═══ SUPPLIED ENTRIES
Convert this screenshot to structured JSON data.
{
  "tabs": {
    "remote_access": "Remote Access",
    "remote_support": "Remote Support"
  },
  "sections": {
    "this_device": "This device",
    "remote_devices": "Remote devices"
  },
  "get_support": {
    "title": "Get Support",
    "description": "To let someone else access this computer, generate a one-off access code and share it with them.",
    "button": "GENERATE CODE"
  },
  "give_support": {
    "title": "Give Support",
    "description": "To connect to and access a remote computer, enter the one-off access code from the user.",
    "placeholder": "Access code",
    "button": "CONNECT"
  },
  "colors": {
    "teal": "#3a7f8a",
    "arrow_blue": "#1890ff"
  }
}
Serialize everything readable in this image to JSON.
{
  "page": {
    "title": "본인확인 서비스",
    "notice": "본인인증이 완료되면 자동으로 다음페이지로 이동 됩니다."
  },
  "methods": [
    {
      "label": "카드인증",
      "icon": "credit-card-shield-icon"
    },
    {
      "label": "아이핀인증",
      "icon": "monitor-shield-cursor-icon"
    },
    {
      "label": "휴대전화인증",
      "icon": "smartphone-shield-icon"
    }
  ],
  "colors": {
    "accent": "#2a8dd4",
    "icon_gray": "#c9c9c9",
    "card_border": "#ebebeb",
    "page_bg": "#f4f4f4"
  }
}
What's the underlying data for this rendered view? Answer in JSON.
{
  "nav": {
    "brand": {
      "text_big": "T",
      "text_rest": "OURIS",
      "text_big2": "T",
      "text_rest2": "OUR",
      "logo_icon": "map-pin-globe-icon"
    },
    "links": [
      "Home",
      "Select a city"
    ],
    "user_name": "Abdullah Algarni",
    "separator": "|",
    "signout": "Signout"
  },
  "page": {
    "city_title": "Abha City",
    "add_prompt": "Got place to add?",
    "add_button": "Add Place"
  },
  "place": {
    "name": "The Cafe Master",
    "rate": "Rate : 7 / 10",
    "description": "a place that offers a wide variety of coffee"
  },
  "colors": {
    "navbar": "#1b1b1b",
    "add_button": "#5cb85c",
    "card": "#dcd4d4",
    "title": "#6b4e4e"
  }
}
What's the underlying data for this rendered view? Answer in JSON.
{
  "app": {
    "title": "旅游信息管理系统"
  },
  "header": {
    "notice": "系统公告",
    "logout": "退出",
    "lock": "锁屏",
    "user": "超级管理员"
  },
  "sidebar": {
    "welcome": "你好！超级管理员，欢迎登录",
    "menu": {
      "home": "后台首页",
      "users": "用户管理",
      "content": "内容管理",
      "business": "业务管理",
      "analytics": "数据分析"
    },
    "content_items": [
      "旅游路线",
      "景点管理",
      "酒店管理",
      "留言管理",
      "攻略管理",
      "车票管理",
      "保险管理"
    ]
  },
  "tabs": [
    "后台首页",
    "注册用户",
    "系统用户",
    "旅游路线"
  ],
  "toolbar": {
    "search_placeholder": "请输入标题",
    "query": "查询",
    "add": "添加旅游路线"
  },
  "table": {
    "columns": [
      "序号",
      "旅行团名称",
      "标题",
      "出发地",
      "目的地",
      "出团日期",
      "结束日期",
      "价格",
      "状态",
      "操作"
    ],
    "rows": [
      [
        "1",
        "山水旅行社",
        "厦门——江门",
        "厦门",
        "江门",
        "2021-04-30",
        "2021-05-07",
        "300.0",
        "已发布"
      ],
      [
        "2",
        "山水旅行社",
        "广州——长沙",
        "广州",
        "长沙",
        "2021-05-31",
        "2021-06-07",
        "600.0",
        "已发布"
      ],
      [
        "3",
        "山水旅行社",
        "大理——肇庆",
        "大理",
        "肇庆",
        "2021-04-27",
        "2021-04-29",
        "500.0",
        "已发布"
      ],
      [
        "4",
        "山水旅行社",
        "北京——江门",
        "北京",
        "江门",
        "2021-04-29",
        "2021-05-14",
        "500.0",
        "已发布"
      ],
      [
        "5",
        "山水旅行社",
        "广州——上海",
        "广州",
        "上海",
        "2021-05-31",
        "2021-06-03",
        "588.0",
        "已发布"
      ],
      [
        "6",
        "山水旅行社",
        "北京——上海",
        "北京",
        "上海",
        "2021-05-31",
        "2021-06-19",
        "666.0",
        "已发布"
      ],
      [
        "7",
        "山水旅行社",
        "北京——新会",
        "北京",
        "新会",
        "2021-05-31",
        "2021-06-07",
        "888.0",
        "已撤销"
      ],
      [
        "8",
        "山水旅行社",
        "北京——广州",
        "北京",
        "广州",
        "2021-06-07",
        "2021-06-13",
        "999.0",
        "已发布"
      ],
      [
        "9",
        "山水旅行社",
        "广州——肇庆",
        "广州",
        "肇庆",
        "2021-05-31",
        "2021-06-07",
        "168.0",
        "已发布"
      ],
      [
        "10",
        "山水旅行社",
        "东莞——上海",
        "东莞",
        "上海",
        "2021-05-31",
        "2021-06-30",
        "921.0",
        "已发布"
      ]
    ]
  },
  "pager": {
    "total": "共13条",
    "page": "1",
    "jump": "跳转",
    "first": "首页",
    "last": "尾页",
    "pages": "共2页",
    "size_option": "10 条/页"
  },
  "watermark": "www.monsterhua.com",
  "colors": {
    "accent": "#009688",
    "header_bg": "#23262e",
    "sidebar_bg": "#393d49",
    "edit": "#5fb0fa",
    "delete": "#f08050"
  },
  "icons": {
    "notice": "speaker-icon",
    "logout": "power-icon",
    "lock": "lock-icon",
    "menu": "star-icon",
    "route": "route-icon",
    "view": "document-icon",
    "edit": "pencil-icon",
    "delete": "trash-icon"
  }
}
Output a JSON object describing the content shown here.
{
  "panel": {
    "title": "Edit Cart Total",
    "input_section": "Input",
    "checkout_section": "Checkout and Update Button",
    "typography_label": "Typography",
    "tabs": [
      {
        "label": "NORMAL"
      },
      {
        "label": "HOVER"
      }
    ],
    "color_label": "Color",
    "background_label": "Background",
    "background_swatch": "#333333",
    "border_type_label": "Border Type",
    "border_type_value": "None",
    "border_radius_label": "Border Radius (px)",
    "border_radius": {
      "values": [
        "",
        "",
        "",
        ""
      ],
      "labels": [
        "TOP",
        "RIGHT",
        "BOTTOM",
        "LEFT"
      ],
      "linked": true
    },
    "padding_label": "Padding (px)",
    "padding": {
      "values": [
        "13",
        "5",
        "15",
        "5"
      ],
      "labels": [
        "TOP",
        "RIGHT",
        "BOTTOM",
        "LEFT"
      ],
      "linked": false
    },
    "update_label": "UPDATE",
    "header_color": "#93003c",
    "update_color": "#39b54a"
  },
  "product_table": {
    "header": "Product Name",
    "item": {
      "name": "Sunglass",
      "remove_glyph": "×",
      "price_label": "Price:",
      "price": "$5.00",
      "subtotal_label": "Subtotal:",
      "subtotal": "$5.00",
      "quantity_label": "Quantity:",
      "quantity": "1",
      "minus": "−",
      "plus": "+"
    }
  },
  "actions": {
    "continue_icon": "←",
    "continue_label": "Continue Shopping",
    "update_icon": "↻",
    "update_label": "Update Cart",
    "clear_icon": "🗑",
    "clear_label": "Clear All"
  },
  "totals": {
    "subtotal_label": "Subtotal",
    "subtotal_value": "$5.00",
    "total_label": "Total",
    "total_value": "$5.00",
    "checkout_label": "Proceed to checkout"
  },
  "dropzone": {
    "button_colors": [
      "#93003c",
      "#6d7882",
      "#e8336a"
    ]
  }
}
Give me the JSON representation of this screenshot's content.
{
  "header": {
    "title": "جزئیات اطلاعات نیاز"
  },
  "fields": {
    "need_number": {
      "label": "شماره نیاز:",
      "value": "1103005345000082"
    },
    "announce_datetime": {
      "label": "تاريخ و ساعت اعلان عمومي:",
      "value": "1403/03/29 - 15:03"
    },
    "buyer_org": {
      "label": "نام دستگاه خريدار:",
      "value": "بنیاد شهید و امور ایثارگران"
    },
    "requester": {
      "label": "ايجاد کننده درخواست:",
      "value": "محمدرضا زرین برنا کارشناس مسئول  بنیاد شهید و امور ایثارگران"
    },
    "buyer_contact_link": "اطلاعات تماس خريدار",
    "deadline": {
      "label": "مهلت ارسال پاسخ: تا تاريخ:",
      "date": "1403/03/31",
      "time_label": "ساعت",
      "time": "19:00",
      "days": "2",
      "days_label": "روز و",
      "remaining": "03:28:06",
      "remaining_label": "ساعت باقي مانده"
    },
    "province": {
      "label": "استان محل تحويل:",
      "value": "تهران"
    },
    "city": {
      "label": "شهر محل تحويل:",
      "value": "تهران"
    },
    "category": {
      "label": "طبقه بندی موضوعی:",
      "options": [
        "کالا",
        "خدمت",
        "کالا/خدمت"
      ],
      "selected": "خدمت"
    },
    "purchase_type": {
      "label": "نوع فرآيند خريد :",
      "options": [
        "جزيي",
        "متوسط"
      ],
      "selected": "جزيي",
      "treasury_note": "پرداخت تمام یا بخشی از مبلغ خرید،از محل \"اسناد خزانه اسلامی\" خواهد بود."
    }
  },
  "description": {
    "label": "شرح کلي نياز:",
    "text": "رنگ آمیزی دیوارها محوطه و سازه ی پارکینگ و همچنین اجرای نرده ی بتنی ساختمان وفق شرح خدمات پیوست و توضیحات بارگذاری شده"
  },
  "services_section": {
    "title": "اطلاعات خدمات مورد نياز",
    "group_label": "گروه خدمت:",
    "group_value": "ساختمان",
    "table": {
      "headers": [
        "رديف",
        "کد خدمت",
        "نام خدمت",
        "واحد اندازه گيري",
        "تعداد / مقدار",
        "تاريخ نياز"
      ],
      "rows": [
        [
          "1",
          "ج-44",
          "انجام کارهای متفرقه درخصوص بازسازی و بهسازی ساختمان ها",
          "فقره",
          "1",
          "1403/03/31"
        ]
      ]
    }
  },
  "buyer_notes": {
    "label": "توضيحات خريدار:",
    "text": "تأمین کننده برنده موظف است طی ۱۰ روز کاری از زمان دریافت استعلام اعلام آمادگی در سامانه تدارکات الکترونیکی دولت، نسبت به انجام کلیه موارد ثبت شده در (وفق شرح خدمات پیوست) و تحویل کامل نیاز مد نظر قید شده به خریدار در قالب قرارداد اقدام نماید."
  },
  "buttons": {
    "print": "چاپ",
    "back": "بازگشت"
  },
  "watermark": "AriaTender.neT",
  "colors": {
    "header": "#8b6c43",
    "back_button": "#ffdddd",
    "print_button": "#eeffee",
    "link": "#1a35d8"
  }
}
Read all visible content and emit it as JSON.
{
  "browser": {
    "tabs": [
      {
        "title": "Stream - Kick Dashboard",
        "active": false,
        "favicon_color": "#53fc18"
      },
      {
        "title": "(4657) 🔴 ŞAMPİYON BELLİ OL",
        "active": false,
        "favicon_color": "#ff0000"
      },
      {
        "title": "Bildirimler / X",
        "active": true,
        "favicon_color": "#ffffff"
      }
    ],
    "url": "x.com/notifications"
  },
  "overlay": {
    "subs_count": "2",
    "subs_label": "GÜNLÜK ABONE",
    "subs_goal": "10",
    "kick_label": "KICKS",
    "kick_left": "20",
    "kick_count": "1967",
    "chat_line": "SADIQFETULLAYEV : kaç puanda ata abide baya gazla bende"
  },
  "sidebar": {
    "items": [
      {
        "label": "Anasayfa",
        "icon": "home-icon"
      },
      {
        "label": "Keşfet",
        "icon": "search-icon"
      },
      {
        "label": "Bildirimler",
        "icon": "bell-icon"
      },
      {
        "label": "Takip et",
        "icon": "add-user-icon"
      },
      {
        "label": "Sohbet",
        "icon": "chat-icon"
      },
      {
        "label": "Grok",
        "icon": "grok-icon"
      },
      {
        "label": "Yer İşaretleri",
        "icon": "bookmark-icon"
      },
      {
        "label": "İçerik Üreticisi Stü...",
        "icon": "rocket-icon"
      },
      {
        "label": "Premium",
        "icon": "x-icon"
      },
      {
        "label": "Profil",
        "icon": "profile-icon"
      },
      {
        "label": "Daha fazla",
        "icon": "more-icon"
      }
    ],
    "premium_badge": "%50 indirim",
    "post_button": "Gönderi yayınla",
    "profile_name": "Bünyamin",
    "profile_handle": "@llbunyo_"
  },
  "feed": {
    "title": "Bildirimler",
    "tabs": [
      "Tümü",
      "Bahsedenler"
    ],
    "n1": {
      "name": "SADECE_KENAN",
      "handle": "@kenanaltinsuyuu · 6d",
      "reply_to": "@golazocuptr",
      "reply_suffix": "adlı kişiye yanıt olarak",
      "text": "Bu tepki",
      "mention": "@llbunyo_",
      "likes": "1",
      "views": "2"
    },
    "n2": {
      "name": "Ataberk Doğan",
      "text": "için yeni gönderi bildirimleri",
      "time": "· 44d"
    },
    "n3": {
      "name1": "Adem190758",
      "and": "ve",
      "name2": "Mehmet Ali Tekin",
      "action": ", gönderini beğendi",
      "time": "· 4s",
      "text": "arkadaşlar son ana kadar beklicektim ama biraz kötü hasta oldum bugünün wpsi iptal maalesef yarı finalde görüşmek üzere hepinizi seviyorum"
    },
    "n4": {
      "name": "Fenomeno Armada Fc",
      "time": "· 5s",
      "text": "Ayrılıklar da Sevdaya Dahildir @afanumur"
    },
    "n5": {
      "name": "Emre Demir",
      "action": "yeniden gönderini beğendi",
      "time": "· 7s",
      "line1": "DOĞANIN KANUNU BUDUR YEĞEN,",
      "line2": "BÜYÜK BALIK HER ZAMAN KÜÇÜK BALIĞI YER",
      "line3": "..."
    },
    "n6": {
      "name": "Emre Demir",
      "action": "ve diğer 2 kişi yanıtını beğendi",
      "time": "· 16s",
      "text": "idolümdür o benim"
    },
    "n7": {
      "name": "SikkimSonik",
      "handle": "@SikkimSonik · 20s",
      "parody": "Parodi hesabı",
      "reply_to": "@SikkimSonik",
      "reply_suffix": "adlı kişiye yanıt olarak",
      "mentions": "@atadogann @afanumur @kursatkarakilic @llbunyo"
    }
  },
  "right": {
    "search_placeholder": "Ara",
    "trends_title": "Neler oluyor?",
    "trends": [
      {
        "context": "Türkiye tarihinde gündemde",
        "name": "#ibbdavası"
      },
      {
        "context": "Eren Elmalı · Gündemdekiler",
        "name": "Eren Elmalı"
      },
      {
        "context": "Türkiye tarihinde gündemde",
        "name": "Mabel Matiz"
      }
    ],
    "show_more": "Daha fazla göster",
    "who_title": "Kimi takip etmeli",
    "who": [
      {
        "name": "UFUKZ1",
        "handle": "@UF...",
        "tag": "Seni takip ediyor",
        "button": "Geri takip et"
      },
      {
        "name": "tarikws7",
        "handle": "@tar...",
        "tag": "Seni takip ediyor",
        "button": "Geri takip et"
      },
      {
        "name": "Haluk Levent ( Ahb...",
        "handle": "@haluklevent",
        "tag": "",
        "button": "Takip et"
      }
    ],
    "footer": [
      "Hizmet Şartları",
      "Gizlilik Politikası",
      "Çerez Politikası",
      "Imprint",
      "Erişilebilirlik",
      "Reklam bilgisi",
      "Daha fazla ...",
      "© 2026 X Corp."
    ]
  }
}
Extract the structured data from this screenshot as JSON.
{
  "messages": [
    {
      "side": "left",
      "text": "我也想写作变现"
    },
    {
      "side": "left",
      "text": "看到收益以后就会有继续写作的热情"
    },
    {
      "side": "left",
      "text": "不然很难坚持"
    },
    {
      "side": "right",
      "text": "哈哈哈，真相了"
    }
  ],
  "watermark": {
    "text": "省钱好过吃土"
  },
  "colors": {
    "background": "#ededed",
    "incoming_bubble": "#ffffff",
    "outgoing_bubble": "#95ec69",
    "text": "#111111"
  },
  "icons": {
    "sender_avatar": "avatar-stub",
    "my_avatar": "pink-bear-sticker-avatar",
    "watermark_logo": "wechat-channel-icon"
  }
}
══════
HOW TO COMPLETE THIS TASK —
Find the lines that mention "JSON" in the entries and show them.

ANSWER BOX —
Convert this screenshot to structured JSON data.
Serialize everything readable in this image to JSON.
What's the underlying data for this rendered view? Answer in JSON.
What's the underlying data for this rendered view? Answer in JSON.
Output a JSON object describing the content shown here.
Give me the JSON representation of this screenshot's content.
Read all visible content and emit it as JSON.
Extract the structured data from this screenshot as JSON.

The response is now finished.